“Her Majesty’s Revenue and Customs continues to make progress in ensuring that income tax levied under the Scottish rate will be assessed and collected properly, but still faces significant challenges to ensure that all Scottish taxpayers are correctly identified,” the report said.
The report stressed that the key challenge to HMRC’s delivery of the Scottish Rate of Income Tax (SRIT) is maintaining and updating its record of addresses in order to identify Scottish taxpayers.
The NAO said: “It is essential for HMRC to identify Scottish taxpayers and maintain a correct record of their addresses so that it can calculate accurately tax collected and the amount of revenue that the Scottish Government receives as part of its block grant in future years.”
However, the NAO report said that “as a result of an error in the design of HMRC’s taxpayer identification exercise in December 2015, 420,000 potential Scottish taxpayers did not receive a notification letter.”
“HMRC was notified quickly of this issue by other stakeholders, such as the Scottish Government, employers and taxpayers …
“The 420,000 omitted taxpayers received coding notices which informed them of the change in their annual tax code, and provided basic information on what was meant by an ‘S’ code.
“By not issuing the same level of information as the 2.45 million taxpayers originally identified in December 2015, HMRC may have created a less informed group of taxpayers.”
The NAO said a permanent IT solution was implemented in October 2016 “to bring these taxpayers within HMRC’s automated process for future years, and to ensure that all in-year changes of Scottish taxpayer status for these customers were correctly reflected in 2016-17 codes.”

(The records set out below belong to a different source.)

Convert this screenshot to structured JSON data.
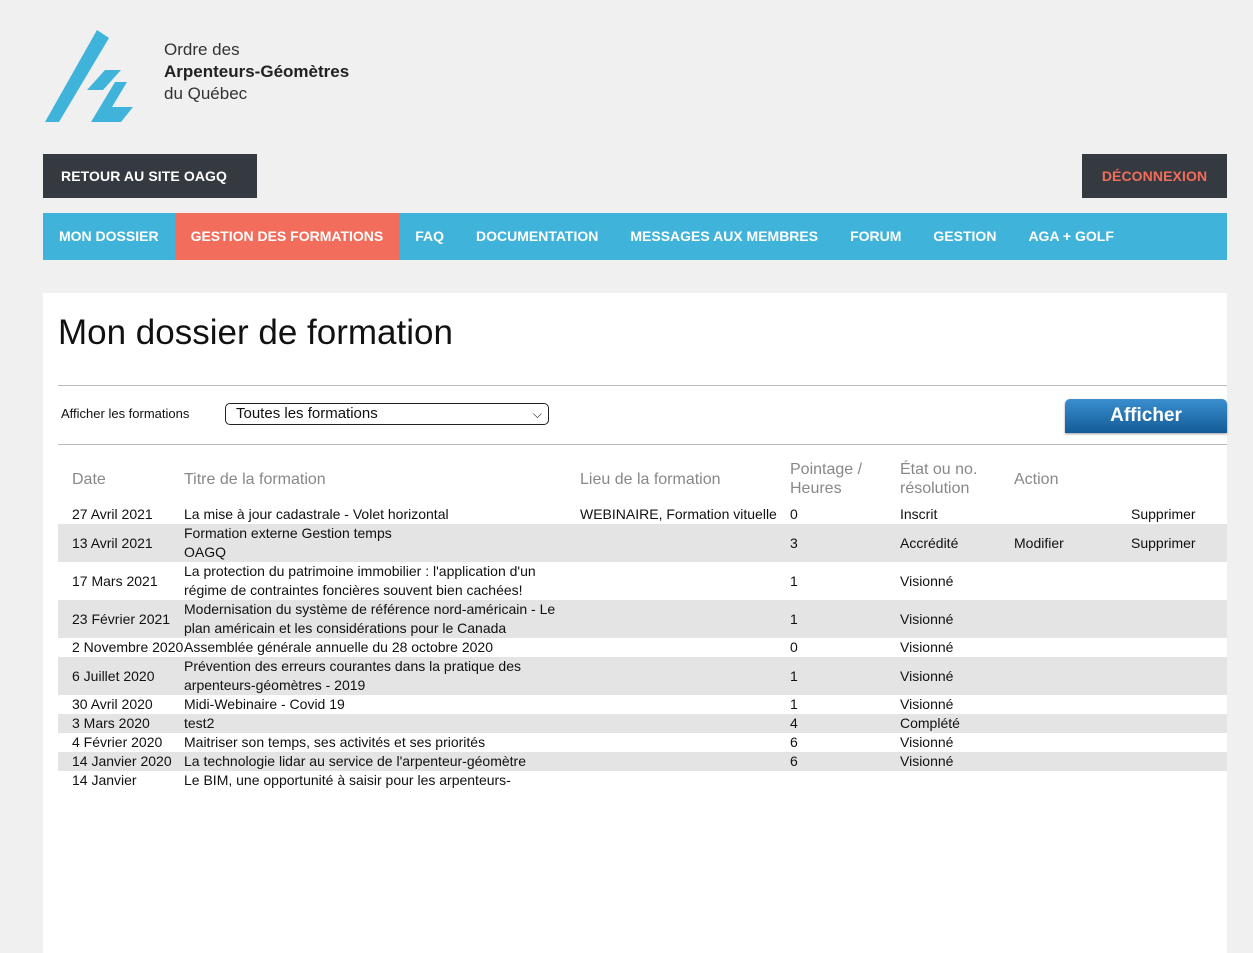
{
  "logo": {
    "line1": "Ordre des",
    "line2": "Arpenteurs-Géomètres",
    "line3": "du Québec",
    "color": "#3fb3da"
  },
  "top_buttons": {
    "back": "RETOUR AU SITE OAGQ",
    "logout": "DÉCONNEXION"
  },
  "nav": {
    "items": [
      {
        "label": "MON DOSSIER",
        "active": false
      },
      {
        "label": "GESTION DES FORMATIONS",
        "active": true
      },
      {
        "label": "FAQ",
        "active": false
      },
      {
        "label": "DOCUMENTATION",
        "active": false
      },
      {
        "label": "MESSAGES AUX MEMBRES",
        "active": false
      },
      {
        "label": "FORUM",
        "active": false
      },
      {
        "label": "GESTION",
        "active": false
      },
      {
        "label": "AGA + GOLF",
        "active": false
      }
    ]
  },
  "main": {
    "title": "Mon dossier de formation",
    "filter": {
      "label": "Afficher les formations",
      "selected": "Toutes les formations",
      "button": "Afficher"
    },
    "table": {
      "headers": {
        "date": "Date",
        "titre": "Titre de la formation",
        "lieu": "Lieu de la formation",
        "pointage": "Pointage / Heures",
        "etat": "État ou no. résolution",
        "action": "Action"
      },
      "rows": [
        {
          "date": "27 Avril 2021",
          "titre": "La mise à jour cadastrale - Volet horizontal",
          "lieu": "WEBINAIRE, Formation vituelle",
          "points": "0",
          "etat": "Inscrit",
          "modifier": "",
          "supprimer": "Supprimer"
        },
        {
          "date": "13 Avril 2021",
          "titre": "Formation externe Gestion temps\nOAGQ",
          "lieu": "",
          "points": "3",
          "etat": "Accrédité",
          "modifier": "Modifier",
          "supprimer": "Supprimer"
        },
        {
          "date": "17 Mars 2021",
          "titre": "La protection du patrimoine immobilier : l'application d'un régime de contraintes foncières souvent bien cachées!",
          "lieu": "",
          "points": "1",
          "etat": "Visionné",
          "modifier": "",
          "supprimer": ""
        },
        {
          "date": "23 Février 2021",
          "titre": "Modernisation du système de référence nord-américain - Le plan américain et les considérations pour le Canada",
          "lieu": "",
          "points": "1",
          "etat": "Visionné",
          "modifier": "",
          "supprimer": ""
        },
        {
          "date": "2 Novembre 2020",
          "titre": "Assemblée générale annuelle du 28 octobre 2020",
          "lieu": "",
          "points": "0",
          "etat": "Visionné",
          "modifier": "",
          "supprimer": ""
        },
        {
          "date": "6 Juillet 2020",
          "titre": "Prévention des erreurs courantes dans la pratique des arpenteurs-géomètres - 2019",
          "lieu": "",
          "points": "1",
          "etat": "Visionné",
          "modifier": "",
          "supprimer": ""
        },
        {
          "date": "30 Avril 2020",
          "titre": "Midi-Webinaire - Covid 19",
          "lieu": "",
          "points": "1",
          "etat": "Visionné",
          "modifier": "",
          "supprimer": ""
        },
        {
          "date": "3 Mars 2020",
          "titre": "test2",
          "lieu": "",
          "points": "4",
          "etat": "Complété",
          "modifier": "",
          "supprimer": ""
        },
        {
          "date": "4 Février 2020",
          "titre": "Maitriser son temps, ses activités et ses priorités",
          "lieu": "",
          "points": "6",
          "etat": "Visionné",
          "modifier": "",
          "supprimer": ""
        },
        {
          "date": "14 Janvier 2020",
          "titre": "La technologie lidar au service de l'arpenteur-géomètre",
          "lieu": "",
          "points": "6",
          "etat": "Visionné",
          "modifier": "",
          "supprimer": ""
        },
        {
          "date": "14 Janvier",
          "titre": "Le BIM, une opportunité à saisir pour les arpenteurs-",
          "lieu": "",
          "points": "",
          "etat": "",
          "modifier": "",
          "supprimer": ""
        }
      ]
    }
  }
}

The NAO added: “HMRC’s ability to assure the amount of tax collected for the Scottish Government will be undermined where taxpayers fail to update their address details …
“A future divergence of tax rates or thresholds between Scotland and the rest of the UK presents the possibility of tax avoidance and evasion.
“HMRC has developed a compliance strategy that considers this risk. The majority of compliance activity will commence in 2017-18.”